President-elect Rodrigo Duterte takes office this week looking to end the domination of “Imperial Manila” with a radical shift to federalism that he says is vital to fighting poverty and ending a deadly Muslim separatist insurgency.
Duterte has vowed to have the Constitution rewritten to achieve his bold plans — which would see power devolved from the central government in the nation’s capital, Manila, to newly created states governing the 81 provinces in the Philippines at present.
“It [the current system]is an excuse for them to hang onto power in ‘Imperial Manila.’ They have always been there in one single office, running the Philippines,” the then-presidential candidate said in a speech during the election campaign.
Such comments are typical fare for Duterte, an anti-establishment figure who relentlessly rails against the elites who have mostly ruled the Philippines since independence from the United States after World War II.

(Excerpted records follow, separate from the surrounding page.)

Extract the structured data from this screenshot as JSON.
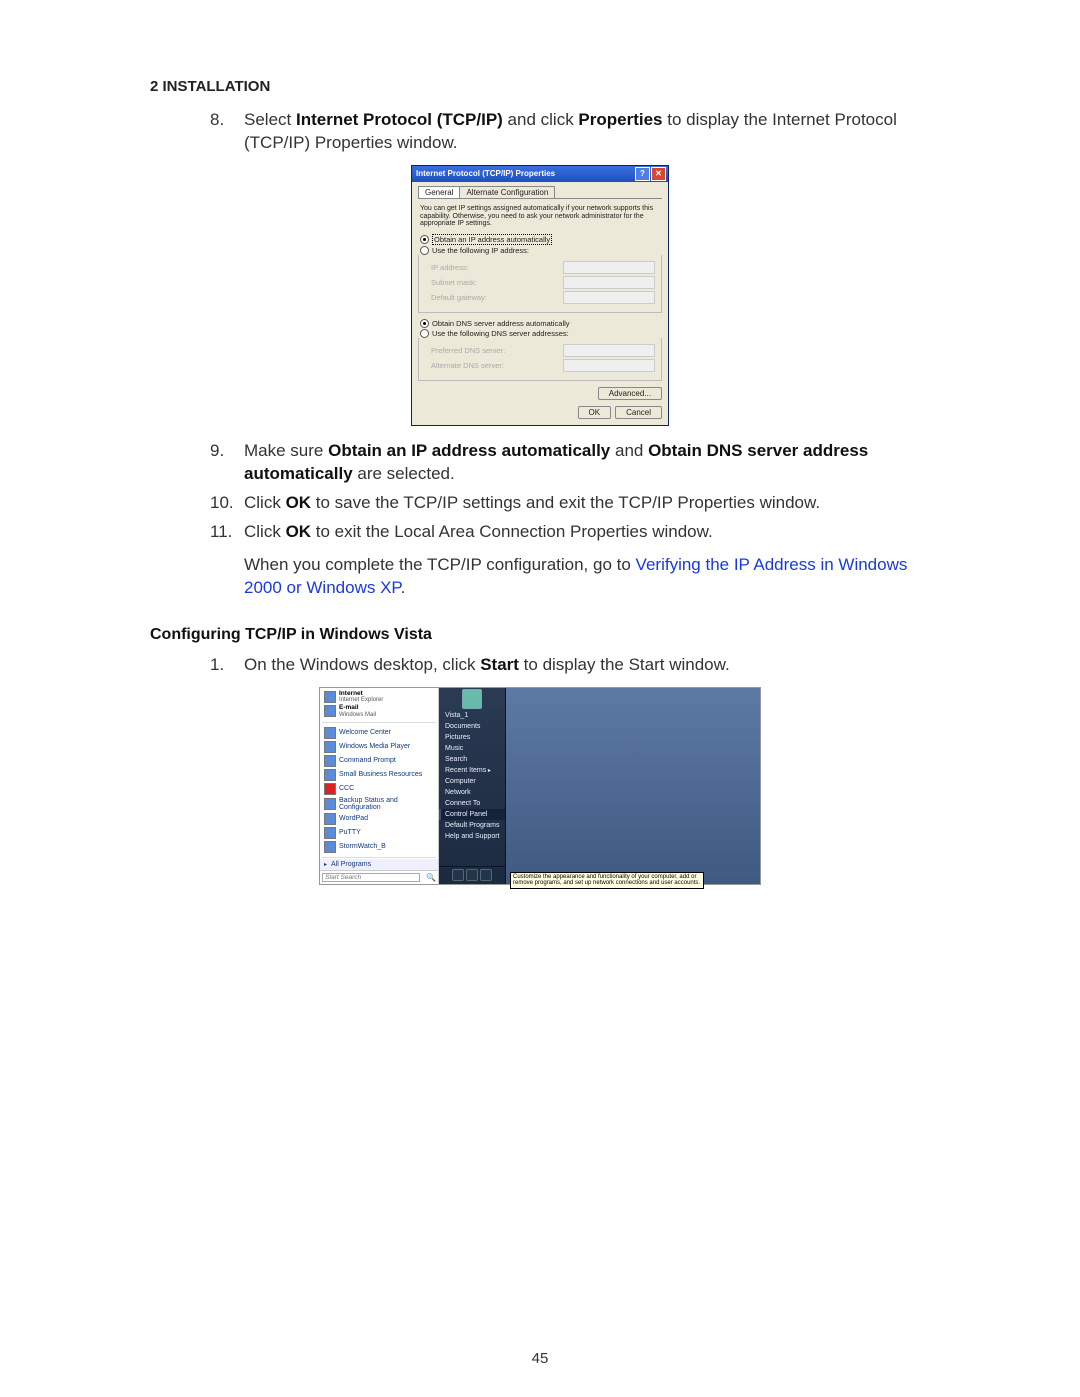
{
  "header": "2 INSTALLATION",
  "steps_a": [
    {
      "n": "8.",
      "pre": "Select ",
      "b1": "Internet Protocol (TCP/IP)",
      "mid": " and click ",
      "b2": "Properties",
      "post": " to display the Internet Protocol (TCP/IP) Properties window."
    }
  ],
  "tcpip": {
    "title": "Internet Protocol (TCP/IP) Properties",
    "help_btn": "?",
    "close_btn": "✕",
    "tab_general": "General",
    "tab_alt": "Alternate Configuration",
    "desc": "You can get IP settings assigned automatically if your network supports this capability. Otherwise, you need to ask your network administrator for the appropriate IP settings.",
    "r_ip_auto": "Obtain an IP address automatically",
    "r_ip_manual": "Use the following IP address:",
    "f_ip": "IP address:",
    "f_mask": "Subnet mask:",
    "f_gw": "Default gateway:",
    "r_dns_auto": "Obtain DNS server address automatically",
    "r_dns_manual": "Use the following DNS server addresses:",
    "f_dns1": "Preferred DNS server:",
    "f_dns2": "Alternate DNS server:",
    "btn_adv": "Advanced...",
    "btn_ok": "OK",
    "btn_cancel": "Cancel"
  },
  "steps_b": [
    {
      "n": "9.",
      "pre": "Make sure ",
      "b1": "Obtain an IP address automatically",
      "mid": " and ",
      "b2": "Obtain DNS server address automatically",
      "post": " are selected."
    },
    {
      "n": "10.",
      "pre": "Click ",
      "b1": "OK",
      "mid": " to save the TCP/IP settings and exit the TCP/IP Properties window.",
      "b2": "",
      "post": ""
    },
    {
      "n": "11.",
      "pre": "Click ",
      "b1": "OK",
      "mid": " to exit the Local Area Connection Properties window.",
      "b2": "",
      "post": ""
    }
  ],
  "after_list_pre": "When you complete the TCP/IP configuration, go to ",
  "after_list_link": "Verifying the IP Address in Windows 2000 or Windows XP",
  "after_list_post": ".",
  "subheading": "Configuring TCP/IP in Windows Vista",
  "steps_c": [
    {
      "n": "1.",
      "pre": "On the Windows desktop, click ",
      "b1": "Start",
      "mid": " to display the Start window.",
      "b2": "",
      "post": ""
    }
  ],
  "vista": {
    "pinned": [
      {
        "t1": "Internet",
        "t2": "Internet Explorer"
      },
      {
        "t1": "E-mail",
        "t2": "Windows Mail"
      }
    ],
    "recent": [
      "Welcome Center",
      "Windows Media Player",
      "Command Prompt",
      "Small Business Resources",
      "CCC",
      "Backup Status and Configuration",
      "WordPad",
      "PuTTY",
      "StormWatch_B"
    ],
    "all_programs": "All Programs",
    "search_placeholder": "Start Search",
    "user": "Vista_1",
    "mid_items": [
      {
        "label": "Documents"
      },
      {
        "label": "Pictures"
      },
      {
        "label": "Music"
      },
      {
        "label": "Search"
      },
      {
        "label": "Recent Items",
        "arrow": true
      },
      {
        "label": "Computer"
      },
      {
        "label": "Network"
      },
      {
        "label": "Connect To"
      },
      {
        "label": "Control Panel",
        "hl": true
      },
      {
        "label": "Default Programs"
      },
      {
        "label": "Help and Support"
      }
    ],
    "tooltip": "Customize the appearance and functionality of your computer, add or remove programs, and set up network connections and user accounts."
  },
  "page_number": "45"
}
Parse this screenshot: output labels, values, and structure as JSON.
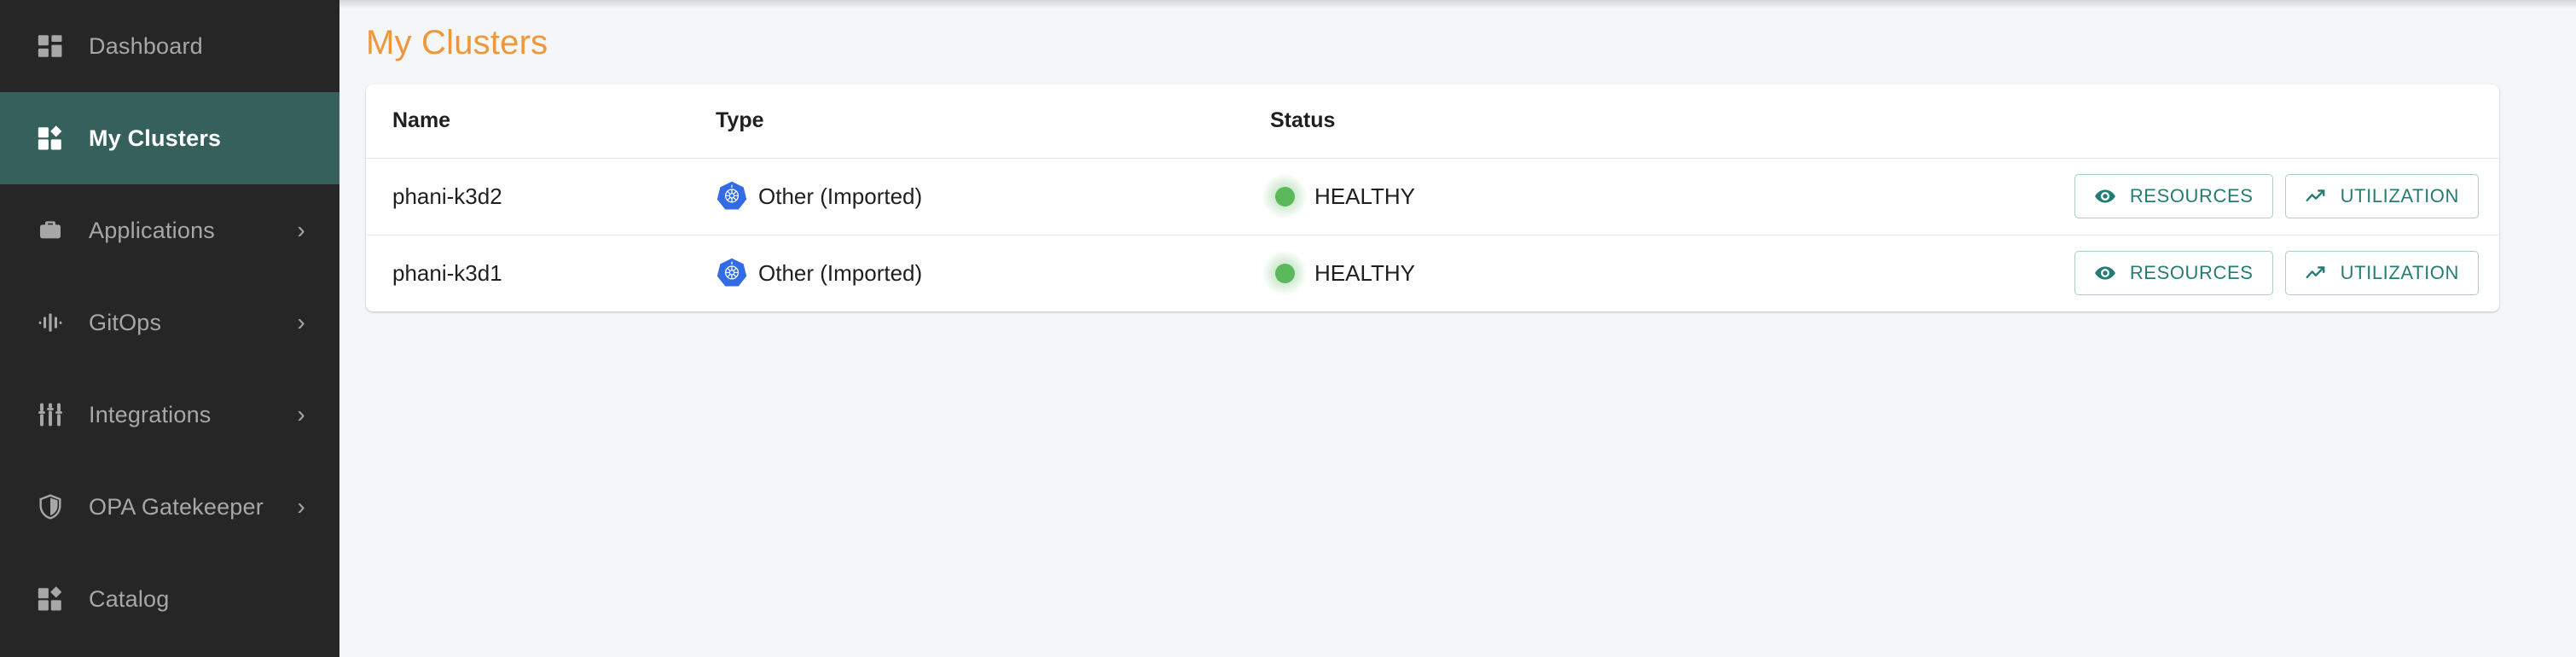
{
  "sidebar": {
    "items": [
      {
        "label": "Dashboard",
        "icon": "dashboard-grid-icon",
        "active": false,
        "chevron": false
      },
      {
        "label": "My Clusters",
        "icon": "clusters-icon",
        "active": true,
        "chevron": false
      },
      {
        "label": "Applications",
        "icon": "briefcase-icon",
        "active": false,
        "chevron": true
      },
      {
        "label": "GitOps",
        "icon": "waveform-icon",
        "active": false,
        "chevron": true
      },
      {
        "label": "Integrations",
        "icon": "sliders-icon",
        "active": false,
        "chevron": true
      },
      {
        "label": "OPA Gatekeeper",
        "icon": "shield-icon",
        "active": false,
        "chevron": true
      },
      {
        "label": "Catalog",
        "icon": "catalog-icon",
        "active": false,
        "chevron": false
      }
    ],
    "chevron_glyph": "›",
    "active_color": "#36605c",
    "background_color": "#262626",
    "text_color": "#a7a7a7"
  },
  "page": {
    "title": "My Clusters",
    "title_color": "#f0973a"
  },
  "table": {
    "headers": [
      "Name",
      "Type",
      "Status",
      ""
    ],
    "rows": [
      {
        "name": "phani-k3d2",
        "type": "Other (Imported)",
        "type_icon": "kubernetes-icon",
        "status": "HEALTHY",
        "status_color": "#5cb85c",
        "actions": [
          {
            "label": "RESOURCES",
            "icon": "eye-icon"
          },
          {
            "label": "UTILIZATION",
            "icon": "trending-up-icon"
          }
        ]
      },
      {
        "name": "phani-k3d1",
        "type": "Other (Imported)",
        "type_icon": "kubernetes-icon",
        "status": "HEALTHY",
        "status_color": "#5cb85c",
        "actions": [
          {
            "label": "RESOURCES",
            "icon": "eye-icon"
          },
          {
            "label": "UTILIZATION",
            "icon": "trending-up-icon"
          }
        ]
      }
    ],
    "action_accent_color": "#247d73"
  }
}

On Thursday, he will take over from Benigno Aquino 3rd, who remains a generally popular figure but nevertheless comes from one of the remarkably small number of wealthy clans that have long dominated national politics and overseen one of Asia’s biggest rich-poor divides.
Duterte will become the first president from the vast southern region of Mindanao, which is one of the nation’s poorest areas and home to decades-old communist and Muslim insurgencies that have claimed tens of thousands of lives.
Highlighting his antipathy for Manila rule, Duterte snubbed his proclamation by Congress as the winner of the elections — an event normally rich in tradition and ceremony.
He has also traveled to the capital just once since winning the elections, and vowed to spend the bulk of his six years as President based in Davao City, which has less than two percent of the nation’s population and is 1,000 kilometers from Manila.
Peace, poverty hopes
Under Duterte’s federal set-up, the states will be largely autonomous and allowed to retain most of their income, rather than remitting it to the central government, which he believes will be a key driver of economic growth in the impoverished countryside.
He has said the central government would retain essential national functions, such as defense, foreign policy and Customs.
Duterte has repeatedly said one of the main benefits of federalism would be to end separatist rebellions waged by the country’s poor Muslim minority because they would in effect have autonomy in the new states.
“Nothing short of a federal structure will give Mindanao peace,” he said on the campaign trail, and broadly supportive comments from Muslim rebel leaders in recent weeks indicated that they are receptive to the plans.
Amending the Constitution is a highly sensitive subject in the Philippines.
Lawmakers have not touched it since it was rewritten in 1987, the year after the “People Power” revolution that overthrew Ferdinand Marcos.
The Constitution was redrawn to put in place safeguards to avoid another strongman rule, including limiting presidents to a single term of six years.
Tentative attempts by previous presidents to revise the Constitution failed amid strong opposition from groups that feared the leaders were merely seeking to extend their reigns.
But Duterte, flush with his election success that has seen political opponents swiftly shift allegiances to him, is confident of enjoying big majorities in both Houses of Congress, as well as broad popular support, to propel his push.
With Duterte due to turn 77 at the end of his presidential term, many voters do not see him as someone who will want to extend his rule.
Seeking to capitalize on his early-term popularity, he is aiming to lay the framework for a referendum to change the Constitution in the first half of his presidency, according to his allies.
Still, what would be the biggest shake-up to Philippine democracy since 1987 is by no means assured, and political analysts say opposition could build.
Critics have accused Duterte of being very vague about his plans, questioned whether federalism is indeed the panacea to the nation’s woes, and warned that it could cause more problems than it solved.
In nations like the Philippines that already has issues with weak governance, federalism might result at worst in the break-up of the country, according to Temario Rivera, chairman of the Center for People Empowerment in Governance think-tank.
He said federalism could strengthen the hold of political dynasties or clans that already monopolize power in local governments, often through the use of private armies, with a weakened central authority unable to respond.
“Shifting to a federal system will have uncertain and unpredictable results,” Rivera warned.